RECORDS FOR THIS TASK
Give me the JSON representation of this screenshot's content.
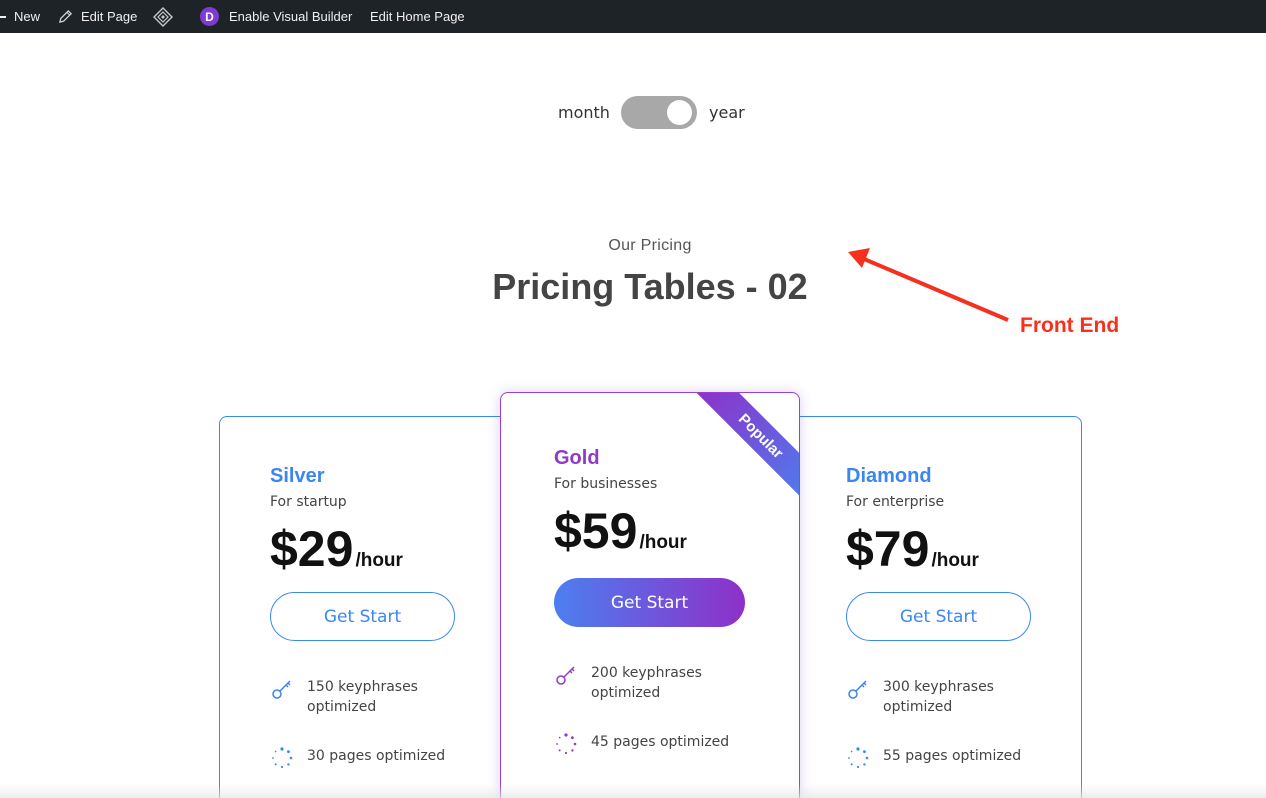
{
  "admin_bar": {
    "new_label": "New",
    "edit_page_label": "Edit Page",
    "divi_letter": "D",
    "visual_builder_label": "Enable Visual Builder",
    "edit_home_label": "Edit Home Page"
  },
  "billing_toggle": {
    "left_label": "month",
    "right_label": "year",
    "state": "year"
  },
  "section": {
    "eyebrow": "Our Pricing",
    "title": "Pricing Tables - 02"
  },
  "annotation": {
    "text": "Front End",
    "color": "#f4311e"
  },
  "plans": [
    {
      "name": "Silver",
      "subtitle": "For startup",
      "price": "$29",
      "period": "/hour",
      "button": "Get Start",
      "features": [
        "150 keyphrases optimized",
        "30 pages optimized"
      ],
      "accent": "#3b86f0"
    },
    {
      "name": "Gold",
      "subtitle": "For businesses",
      "price": "$59",
      "period": "/hour",
      "button": "Get Start",
      "badge": "Popular",
      "features": [
        "200 keyphrases optimized",
        "45 pages optimized"
      ],
      "accent": "#8e3bc7"
    },
    {
      "name": "Diamond",
      "subtitle": "For enterprise",
      "price": "$79",
      "period": "/hour",
      "button": "Get Start",
      "features": [
        "300 keyphrases optimized",
        "55 pages optimized"
      ],
      "accent": "#3b86f0"
    }
  ],
  "icons": {
    "edit": "pencil-icon",
    "divi_layout": "diamond-icon",
    "keyphrases": "key-icon",
    "pages": "loader-icon"
  }
}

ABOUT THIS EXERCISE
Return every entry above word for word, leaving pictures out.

THE ANSWER
Give me the JSON representation of this screenshot's content.
{
  "admin_bar": {
    "new_label": "New",
    "edit_page_label": "Edit Page",
    "divi_letter": "D",
    "visual_builder_label": "Enable Visual Builder",
    "edit_home_label": "Edit Home Page"
  },
  "billing_toggle": {
    "left_label": "month",
    "right_label": "year",
    "state": "year"
  },
  "section": {
    "eyebrow": "Our Pricing",
    "title": "Pricing Tables - 02"
  },
  "annotation": {
    "text": "Front End",
    "color": "#f4311e"
  },
  "plans": [
    {
      "name": "Silver",
      "subtitle": "For startup",
      "price": "$29",
      "period": "/hour",
      "button": "Get Start",
      "features": [
        "150 keyphrases optimized",
        "30 pages optimized"
      ],
      "accent": "#3b86f0"
    },
    {
      "name": "Gold",
      "subtitle": "For businesses",
      "price": "$59",
      "period": "/hour",
      "button": "Get Start",
      "badge": "Popular",
      "features": [
        "200 keyphrases optimized",
        "45 pages optimized"
      ],
      "accent": "#8e3bc7"
    },
    {
      "name": "Diamond",
      "subtitle": "For enterprise",
      "price": "$79",
      "period": "/hour",
      "button": "Get Start",
      "features": [
        "300 keyphrases optimized",
        "55 pages optimized"
      ],
      "accent": "#3b86f0"
    }
  ],
  "icons": {
    "edit": "pencil-icon",
    "divi_layout": "diamond-icon",
    "keyphrases": "key-icon",
    "pages": "loader-icon"
  }
}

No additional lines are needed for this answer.